Slouch-Free Zone

When you spend an average 40-60 hours sitting at a desk, looking at a computer, it starts to wear down your body from your eyes and neck, to your wrists and lower back. Are you sitting up a little taller as you read this? ;)

Over the last five years, there has been an increased focus on ergonomics, or the study of people’s efficiency in their working environment, because firms are starting to realize that a poorly designed workspace can lead to injured and unproductive employees which become expensive for them and damaging to you. Various companies are now providing ergonomic specialists on-site that can come check out your desk setup and posture to prevent future injuries and discomfort (check if your company provides one and make an appointment!). In the meantime, there are some simple tips and tricks you can implement to make sure you have the best set-up possible for your body.

At Your Desk

The image below helps you figure out the correct configuration for your desk equipment and the way your body should be positioned if sitting or standing at your desk. (We will be posting about standing desks soon, stay tuned)



Wrist Support

Make sure you have a cushioned mouse pad and keyboard pad that supports your wrists to avoid carpal tunnel or pinched nerves. Usually, this can be ordered through your company’s vendor for office supplies so you won’t have to pay for it out of pocket. Be sure to line up your chair’s armrests to the top of your desk. It’s good practice to adopt these 3 Wrist Exercises that you can do while walking to lunch or waiting in line for a latté.


On the Phone

Does anyone else feel like Britney Spears while wearing a headset? Maybe it’s just me. Anywho, this might be standard at your office, but if it isn’t, ask for one ASAP! I couldn’t imagine being on a call for 30 minutes or longer without a headset as this would either cramp my neck and/or my hand and I wouldn’t be able to multitask while on the phone! Take a few seconds throughout the day to roll your head and shoulders around and stretch your neck. 

Fresh Air

Taking breaks to walk around is healthy for your body, eyes, and your mind. I’m guilty of going a whole day without stepping outside, but I’m trying to be better about it. Even if you don’t have a specific reason to go outside, find a friend who’s grabbing lunch and just tag along for the walk.

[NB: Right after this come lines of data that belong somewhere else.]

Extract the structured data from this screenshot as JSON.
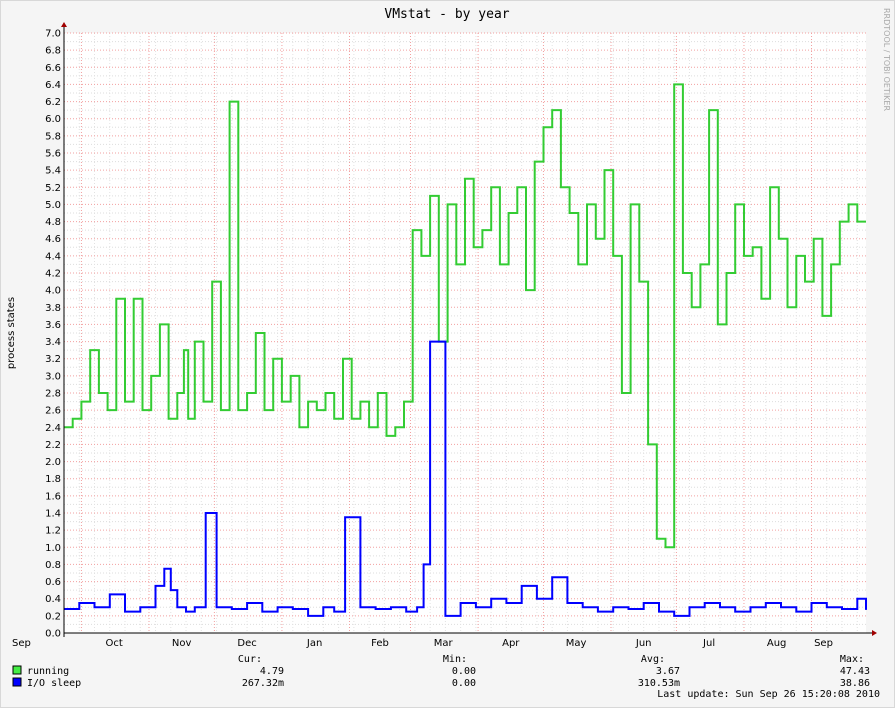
{
  "chart_data": {
    "type": "line",
    "title": "VMstat - by year",
    "ylabel": "process states",
    "watermark": "RRDTOOL / TOBI OETIKER",
    "ylim": [
      0,
      7.0
    ],
    "yticks": [
      "0.0",
      "0.2",
      "0.4",
      "0.6",
      "0.8",
      "1.0",
      "1.2",
      "1.4",
      "1.6",
      "1.8",
      "2.0",
      "2.2",
      "2.4",
      "2.6",
      "2.8",
      "3.0",
      "3.2",
      "3.4",
      "3.6",
      "3.8",
      "4.0",
      "4.2",
      "4.4",
      "4.6",
      "4.8",
      "5.0",
      "5.2",
      "5.4",
      "5.6",
      "5.8",
      "6.0",
      "6.2",
      "6.4",
      "6.6",
      "6.8",
      "7.0"
    ],
    "x_start": "2009-09-23",
    "x_end": "2010-09-26",
    "months": [
      {
        "label": "Sep",
        "start": "2009-09-01",
        "end": "2009-10-01"
      },
      {
        "label": "Oct",
        "start": "2009-10-01",
        "end": "2009-11-01"
      },
      {
        "label": "Nov",
        "start": "2009-11-01",
        "end": "2009-12-01"
      },
      {
        "label": "Dec",
        "start": "2009-12-01",
        "end": "2010-01-01"
      },
      {
        "label": "Jan",
        "start": "2010-01-01",
        "end": "2010-02-01"
      },
      {
        "label": "Feb",
        "start": "2010-02-01",
        "end": "2010-03-01"
      },
      {
        "label": "Mar",
        "start": "2010-03-01",
        "end": "2010-04-01"
      },
      {
        "label": "Apr",
        "start": "2010-04-01",
        "end": "2010-05-01"
      },
      {
        "label": "May",
        "start": "2010-05-01",
        "end": "2010-06-01"
      },
      {
        "label": "Jun",
        "start": "2010-06-01",
        "end": "2010-07-01"
      },
      {
        "label": "Jul",
        "start": "2010-07-01",
        "end": "2010-08-01"
      },
      {
        "label": "Aug",
        "start": "2010-08-01",
        "end": "2010-09-01"
      },
      {
        "label": "Sep",
        "start": "2010-09-01",
        "end": "2010-09-26"
      }
    ],
    "grid": true,
    "series": [
      {
        "name": "running",
        "color": "#44ee44",
        "stroke": "#33cc33",
        "x": [
          "2009-09-23",
          "2009-09-27",
          "2009-10-01",
          "2009-10-05",
          "2009-10-09",
          "2009-10-13",
          "2009-10-17",
          "2009-10-21",
          "2009-10-25",
          "2009-10-29",
          "2009-11-02",
          "2009-11-06",
          "2009-11-10",
          "2009-11-14",
          "2009-11-17",
          "2009-11-19",
          "2009-11-22",
          "2009-11-26",
          "2009-11-30",
          "2009-12-04",
          "2009-12-08",
          "2009-12-12",
          "2009-12-16",
          "2009-12-20",
          "2009-12-24",
          "2009-12-28",
          "2010-01-01",
          "2010-01-05",
          "2010-01-09",
          "2010-01-13",
          "2010-01-17",
          "2010-01-21",
          "2010-01-25",
          "2010-01-29",
          "2010-02-02",
          "2010-02-06",
          "2010-02-10",
          "2010-02-14",
          "2010-02-18",
          "2010-02-22",
          "2010-02-26",
          "2010-03-02",
          "2010-03-06",
          "2010-03-10",
          "2010-03-14",
          "2010-03-18",
          "2010-03-22",
          "2010-03-26",
          "2010-03-30",
          "2010-04-03",
          "2010-04-07",
          "2010-04-11",
          "2010-04-15",
          "2010-04-19",
          "2010-04-23",
          "2010-04-27",
          "2010-05-01",
          "2010-05-05",
          "2010-05-09",
          "2010-05-13",
          "2010-05-17",
          "2010-05-21",
          "2010-05-25",
          "2010-05-29",
          "2010-06-02",
          "2010-06-06",
          "2010-06-10",
          "2010-06-14",
          "2010-06-18",
          "2010-06-22",
          "2010-06-26",
          "2010-06-30",
          "2010-07-04",
          "2010-07-08",
          "2010-07-12",
          "2010-07-16",
          "2010-07-20",
          "2010-07-24",
          "2010-07-28",
          "2010-08-01",
          "2010-08-05",
          "2010-08-09",
          "2010-08-13",
          "2010-08-17",
          "2010-08-21",
          "2010-08-25",
          "2010-08-29",
          "2010-09-02",
          "2010-09-06",
          "2010-09-10",
          "2010-09-14",
          "2010-09-18",
          "2010-09-22",
          "2010-09-26"
        ],
        "values": [
          2.4,
          2.5,
          2.7,
          3.3,
          2.8,
          2.6,
          3.9,
          2.7,
          3.9,
          2.6,
          3.0,
          3.6,
          2.5,
          2.8,
          3.3,
          2.5,
          3.4,
          2.7,
          4.1,
          2.6,
          6.2,
          2.6,
          2.8,
          3.5,
          2.6,
          3.2,
          2.7,
          3.0,
          2.4,
          2.7,
          2.6,
          2.8,
          2.5,
          3.2,
          2.5,
          2.7,
          2.4,
          2.8,
          2.3,
          2.4,
          2.7,
          4.7,
          4.4,
          5.1,
          3.4,
          5.0,
          4.3,
          5.3,
          4.5,
          4.7,
          5.2,
          4.3,
          4.9,
          5.2,
          4.0,
          5.5,
          5.9,
          6.1,
          5.2,
          4.9,
          4.3,
          5.0,
          4.6,
          5.4,
          4.4,
          2.8,
          5.0,
          4.1,
          2.2,
          1.1,
          1.0,
          6.4,
          4.2,
          3.8,
          4.3,
          6.1,
          3.6,
          4.2,
          5.0,
          4.4,
          4.5,
          3.9,
          5.2,
          4.6,
          3.8,
          4.4,
          4.1,
          4.6,
          3.7,
          4.3,
          4.8,
          5.0,
          4.8,
          4.8
        ]
      },
      {
        "name": "I/O sleep",
        "color": "#0000ff",
        "stroke": "#0000ff",
        "x": [
          "2009-09-23",
          "2009-09-30",
          "2009-10-07",
          "2009-10-14",
          "2009-10-21",
          "2009-10-28",
          "2009-11-04",
          "2009-11-08",
          "2009-11-11",
          "2009-11-14",
          "2009-11-18",
          "2009-11-22",
          "2009-11-27",
          "2009-12-02",
          "2009-12-09",
          "2009-12-16",
          "2009-12-23",
          "2009-12-30",
          "2010-01-06",
          "2010-01-13",
          "2010-01-20",
          "2010-01-25",
          "2010-01-30",
          "2010-02-06",
          "2010-02-13",
          "2010-02-20",
          "2010-02-27",
          "2010-03-04",
          "2010-03-07",
          "2010-03-10",
          "2010-03-17",
          "2010-03-24",
          "2010-03-31",
          "2010-04-07",
          "2010-04-14",
          "2010-04-21",
          "2010-04-28",
          "2010-05-05",
          "2010-05-12",
          "2010-05-19",
          "2010-05-26",
          "2010-06-02",
          "2010-06-09",
          "2010-06-16",
          "2010-06-23",
          "2010-06-30",
          "2010-07-07",
          "2010-07-14",
          "2010-07-21",
          "2010-07-28",
          "2010-08-04",
          "2010-08-11",
          "2010-08-18",
          "2010-08-25",
          "2010-09-01",
          "2010-09-08",
          "2010-09-15",
          "2010-09-22",
          "2010-09-26"
        ],
        "values": [
          0.28,
          0.35,
          0.3,
          0.45,
          0.25,
          0.3,
          0.55,
          0.75,
          0.5,
          0.3,
          0.25,
          0.3,
          1.4,
          0.3,
          0.28,
          0.35,
          0.25,
          0.3,
          0.28,
          0.2,
          0.3,
          0.25,
          1.35,
          0.3,
          0.28,
          0.3,
          0.25,
          0.3,
          0.8,
          3.4,
          0.2,
          0.35,
          0.3,
          0.4,
          0.35,
          0.55,
          0.4,
          0.65,
          0.35,
          0.3,
          0.25,
          0.3,
          0.28,
          0.35,
          0.25,
          0.2,
          0.3,
          0.35,
          0.3,
          0.25,
          0.3,
          0.35,
          0.3,
          0.25,
          0.35,
          0.3,
          0.28,
          0.4,
          0.27
        ]
      }
    ],
    "stats_headers": [
      "Cur:",
      "Min:",
      "Avg:",
      "Max:"
    ],
    "stats": [
      {
        "name": "running",
        "cur": "4.79",
        "min": "0.00",
        "avg": "3.67",
        "max": "47.43"
      },
      {
        "name": "I/O sleep",
        "cur": "267.32m",
        "min": "0.00",
        "avg": "310.53m",
        "max": "38.86"
      }
    ],
    "last_update": "Last update: Sun Sep 26 15:20:08 2010"
  }
}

Taking small steps to improve your posture will go a long way and help you prevent irreversible damage! Let us know what steps you’ve taken to improve your work station.